# EXERCISE REQUIREMENTS
Restate the data below word for word, keeping each line intact.

# DATASET EXTRACT
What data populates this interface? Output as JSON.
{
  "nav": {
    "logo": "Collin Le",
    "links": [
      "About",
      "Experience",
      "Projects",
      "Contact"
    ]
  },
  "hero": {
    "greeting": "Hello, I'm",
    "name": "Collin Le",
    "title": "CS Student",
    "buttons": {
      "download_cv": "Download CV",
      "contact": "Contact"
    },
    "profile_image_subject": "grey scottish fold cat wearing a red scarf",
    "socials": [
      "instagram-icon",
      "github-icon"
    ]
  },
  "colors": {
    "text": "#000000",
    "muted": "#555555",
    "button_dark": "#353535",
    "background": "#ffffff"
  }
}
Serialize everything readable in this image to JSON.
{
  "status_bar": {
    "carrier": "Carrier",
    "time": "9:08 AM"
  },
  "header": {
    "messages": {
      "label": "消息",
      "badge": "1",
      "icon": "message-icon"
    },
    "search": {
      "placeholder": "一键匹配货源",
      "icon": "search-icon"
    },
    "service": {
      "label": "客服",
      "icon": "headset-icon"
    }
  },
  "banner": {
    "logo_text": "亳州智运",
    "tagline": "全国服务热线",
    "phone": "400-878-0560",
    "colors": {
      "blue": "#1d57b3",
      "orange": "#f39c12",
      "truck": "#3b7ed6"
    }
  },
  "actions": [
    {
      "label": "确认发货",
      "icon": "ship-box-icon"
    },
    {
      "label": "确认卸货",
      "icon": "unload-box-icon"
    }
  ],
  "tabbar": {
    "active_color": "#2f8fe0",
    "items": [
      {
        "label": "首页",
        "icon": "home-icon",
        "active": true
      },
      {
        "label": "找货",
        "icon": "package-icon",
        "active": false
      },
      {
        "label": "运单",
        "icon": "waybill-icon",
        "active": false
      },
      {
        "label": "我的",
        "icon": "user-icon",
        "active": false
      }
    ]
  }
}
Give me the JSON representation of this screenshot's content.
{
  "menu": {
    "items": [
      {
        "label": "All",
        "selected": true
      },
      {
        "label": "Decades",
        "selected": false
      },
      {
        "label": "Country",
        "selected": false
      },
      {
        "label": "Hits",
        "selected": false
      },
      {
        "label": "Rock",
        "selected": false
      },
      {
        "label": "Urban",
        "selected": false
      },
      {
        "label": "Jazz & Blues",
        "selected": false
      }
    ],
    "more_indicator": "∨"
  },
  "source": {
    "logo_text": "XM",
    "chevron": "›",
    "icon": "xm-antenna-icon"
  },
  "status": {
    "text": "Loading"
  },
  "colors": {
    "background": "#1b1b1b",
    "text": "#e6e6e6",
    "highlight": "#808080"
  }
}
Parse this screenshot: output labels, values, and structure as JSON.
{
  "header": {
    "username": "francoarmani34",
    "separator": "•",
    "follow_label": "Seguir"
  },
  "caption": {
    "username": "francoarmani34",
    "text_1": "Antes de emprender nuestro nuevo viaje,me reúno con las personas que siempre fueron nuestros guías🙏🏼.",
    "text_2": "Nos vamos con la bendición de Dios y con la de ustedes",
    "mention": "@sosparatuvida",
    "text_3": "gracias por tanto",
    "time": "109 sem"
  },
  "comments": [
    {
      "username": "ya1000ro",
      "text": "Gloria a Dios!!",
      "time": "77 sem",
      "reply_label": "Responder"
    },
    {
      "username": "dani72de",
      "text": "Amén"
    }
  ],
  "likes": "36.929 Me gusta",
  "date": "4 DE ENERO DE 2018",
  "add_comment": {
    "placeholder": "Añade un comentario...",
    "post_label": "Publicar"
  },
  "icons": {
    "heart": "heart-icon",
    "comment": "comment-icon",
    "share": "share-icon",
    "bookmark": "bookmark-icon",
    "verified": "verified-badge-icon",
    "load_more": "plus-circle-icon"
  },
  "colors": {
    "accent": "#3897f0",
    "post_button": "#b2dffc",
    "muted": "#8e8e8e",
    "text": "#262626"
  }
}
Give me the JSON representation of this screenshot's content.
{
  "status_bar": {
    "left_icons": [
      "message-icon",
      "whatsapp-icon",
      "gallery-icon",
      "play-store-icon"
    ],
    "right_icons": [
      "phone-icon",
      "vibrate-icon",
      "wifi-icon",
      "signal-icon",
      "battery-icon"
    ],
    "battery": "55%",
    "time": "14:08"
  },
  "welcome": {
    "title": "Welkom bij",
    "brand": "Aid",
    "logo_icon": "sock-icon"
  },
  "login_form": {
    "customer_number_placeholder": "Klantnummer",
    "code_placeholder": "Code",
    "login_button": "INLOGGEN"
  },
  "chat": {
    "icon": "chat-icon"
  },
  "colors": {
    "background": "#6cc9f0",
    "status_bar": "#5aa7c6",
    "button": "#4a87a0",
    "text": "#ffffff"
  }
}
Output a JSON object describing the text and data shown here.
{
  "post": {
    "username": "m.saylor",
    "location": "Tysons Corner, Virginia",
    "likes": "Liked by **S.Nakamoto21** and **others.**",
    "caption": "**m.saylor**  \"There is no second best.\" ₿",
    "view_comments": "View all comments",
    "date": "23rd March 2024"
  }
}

# ANSWER BOX
What data populates this interface? Output as JSON.
{
  "nav": {
    "logo": "Collin Le",
    "links": [
      "About",
      "Experience",
      "Projects",
      "Contact"
    ]
  },
  "hero": {
    "greeting": "Hello, I'm",
    "name": "Collin Le",
    "title": "CS Student",
    "buttons": {
      "download_cv": "Download CV",
      "contact": "Contact"
    },
    "profile_image_subject": "grey scottish fold cat wearing a red scarf",
    "socials": [
      "instagram-icon",
      "github-icon"
    ]
  },
  "colors": {
    "text": "#000000",
    "muted": "#555555",
    "button_dark": "#353535",
    "background": "#ffffff"
  }
}
Serialize everything readable in this image to JSON.
{
  "status_bar": {
    "carrier": "Carrier",
    "time": "9:08 AM"
  },
  "header": {
    "messages": {
      "label": "消息",
      "badge": "1",
      "icon": "message-icon"
    },
    "search": {
      "placeholder": "一键匹配货源",
      "icon": "search-icon"
    },
    "service": {
      "label": "客服",
      "icon": "headset-icon"
    }
  },
  "banner": {
    "logo_text": "亳州智运",
    "tagline": "全国服务热线",
    "phone": "400-878-0560",
    "colors": {
      "blue": "#1d57b3",
      "orange": "#f39c12",
      "truck": "#3b7ed6"
    }
  },
  "actions": [
    {
      "label": "确认发货",
      "icon": "ship-box-icon"
    },
    {
      "label": "确认卸货",
      "icon": "unload-box-icon"
    }
  ],
  "tabbar": {
    "active_color": "#2f8fe0",
    "items": [
      {
        "label": "首页",
        "icon": "home-icon",
        "active": true
      },
      {
        "label": "找货",
        "icon": "package-icon",
        "active": false
      },
      {
        "label": "运单",
        "icon": "waybill-icon",
        "active": false
      },
      {
        "label": "我的",
        "icon": "user-icon",
        "active": false
      }
    ]
  }
}
Give me the JSON representation of this screenshot's content.
{
  "menu": {
    "items": [
      {
        "label": "All",
        "selected": true
      },
      {
        "label": "Decades",
        "selected": false
      },
      {
        "label": "Country",
        "selected": false
      },
      {
        "label": "Hits",
        "selected": false
      },
      {
        "label": "Rock",
        "selected": false
      },
      {
        "label": "Urban",
        "selected": false
      },
      {
        "label": "Jazz & Blues",
        "selected": false
      }
    ],
    "more_indicator": "∨"
  },
  "source": {
    "logo_text": "XM",
    "chevron": "›",
    "icon": "xm-antenna-icon"
  },
  "status": {
    "text": "Loading"
  },
  "colors": {
    "background": "#1b1b1b",
    "text": "#e6e6e6",
    "highlight": "#808080"
  }
}
Parse this screenshot: output labels, values, and structure as JSON.
{
  "header": {
    "username": "francoarmani34",
    "separator": "•",
    "follow_label": "Seguir"
  },
  "caption": {
    "username": "francoarmani34",
    "text_1": "Antes de emprender nuestro nuevo viaje,me reúno con las personas que siempre fueron nuestros guías🙏🏼.",
    "text_2": "Nos vamos con la bendición de Dios y con la de ustedes",
    "mention": "@sosparatuvida",
    "text_3": "gracias por tanto",
    "time": "109 sem"
  },
  "comments": [
    {
      "username": "ya1000ro",
      "text": "Gloria a Dios!!",
      "time": "77 sem",
      "reply_label": "Responder"
    },
    {
      "username": "dani72de",
      "text": "Amén"
    }
  ],
  "likes": "36.929 Me gusta",
  "date": "4 DE ENERO DE 2018",
  "add_comment": {
    "placeholder": "Añade un comentario...",
    "post_label": "Publicar"
  },
  "icons": {
    "heart": "heart-icon",
    "comment": "comment-icon",
    "share": "share-icon",
    "bookmark": "bookmark-icon",
    "verified": "verified-badge-icon",
    "load_more": "plus-circle-icon"
  },
  "colors": {
    "accent": "#3897f0",
    "post_button": "#b2dffc",
    "muted": "#8e8e8e",
    "text": "#262626"
  }
}
Give me the JSON representation of this screenshot's content.
{
  "status_bar": {
    "left_icons": [
      "message-icon",
      "whatsapp-icon",
      "gallery-icon",
      "play-store-icon"
    ],
    "right_icons": [
      "phone-icon",
      "vibrate-icon",
      "wifi-icon",
      "signal-icon",
      "battery-icon"
    ],
    "battery": "55%",
    "time": "14:08"
  },
  "welcome": {
    "title": "Welkom bij",
    "brand": "Aid",
    "logo_icon": "sock-icon"
  },
  "login_form": {
    "customer_number_placeholder": "Klantnummer",
    "code_placeholder": "Code",
    "login_button": "INLOGGEN"
  },
  "chat": {
    "icon": "chat-icon"
  },
  "colors": {
    "background": "#6cc9f0",
    "status_bar": "#5aa7c6",
    "button": "#4a87a0",
    "text": "#ffffff"
  }
}
Output a JSON object describing the text and data shown here.
{
  "post": {
    "username": "m.saylor",
    "location": "Tysons Corner, Virginia",
    "likes": "Liked by **S.Nakamoto21** and **others.**",
    "caption": "**m.saylor**  \"There is no second best.\" ₿",
    "view_comments": "View all comments",
    "date": "23rd March 2024"
  }
}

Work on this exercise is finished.